(PROVIDED ENTRIES)

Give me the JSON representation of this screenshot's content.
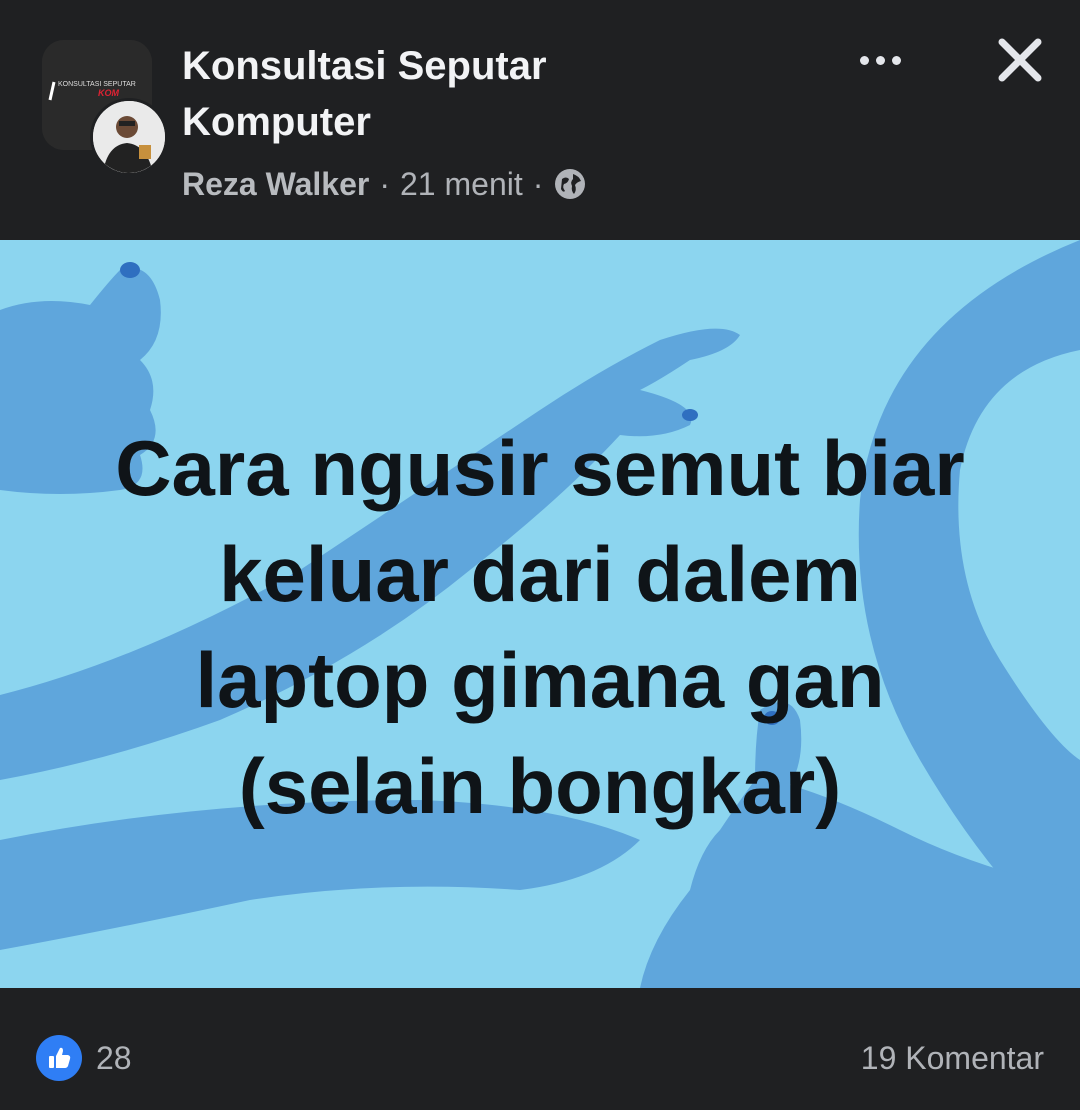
{
  "post": {
    "group_name": "Konsultasi Seputar\nKomputer",
    "author": "Reza Walker",
    "time": "21 menit",
    "separator": "·",
    "privacy_icon": "globe-icon",
    "group_avatar_text": "KONSULTASI SEPUTAR",
    "body_text": "Cara ngusir semut biar\nkeluar dari dalem\nlaptop  gimana gan\n(selain bongkar)",
    "background_color": "#8cd5ef",
    "pattern_color": "#5fa6dc"
  },
  "reactions": {
    "icon": "thumbs-up-icon",
    "count": "28"
  },
  "comments": {
    "label": "19 Komentar"
  },
  "actions": {
    "more_icon": "more-options-icon",
    "close_icon": "close-icon"
  }
}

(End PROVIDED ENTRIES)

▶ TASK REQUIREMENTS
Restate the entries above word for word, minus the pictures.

▶ RESULT
Give me the JSON representation of this screenshot's content.
{
  "post": {
    "group_name": "Konsultasi Seputar\nKomputer",
    "author": "Reza Walker",
    "time": "21 menit",
    "separator": "·",
    "privacy_icon": "globe-icon",
    "group_avatar_text": "KONSULTASI SEPUTAR",
    "body_text": "Cara ngusir semut biar\nkeluar dari dalem\nlaptop  gimana gan\n(selain bongkar)",
    "background_color": "#8cd5ef",
    "pattern_color": "#5fa6dc"
  },
  "reactions": {
    "icon": "thumbs-up-icon",
    "count": "28"
  },
  "comments": {
    "label": "19 Komentar"
  },
  "actions": {
    "more_icon": "more-options-icon",
    "close_icon": "close-icon"
  }
}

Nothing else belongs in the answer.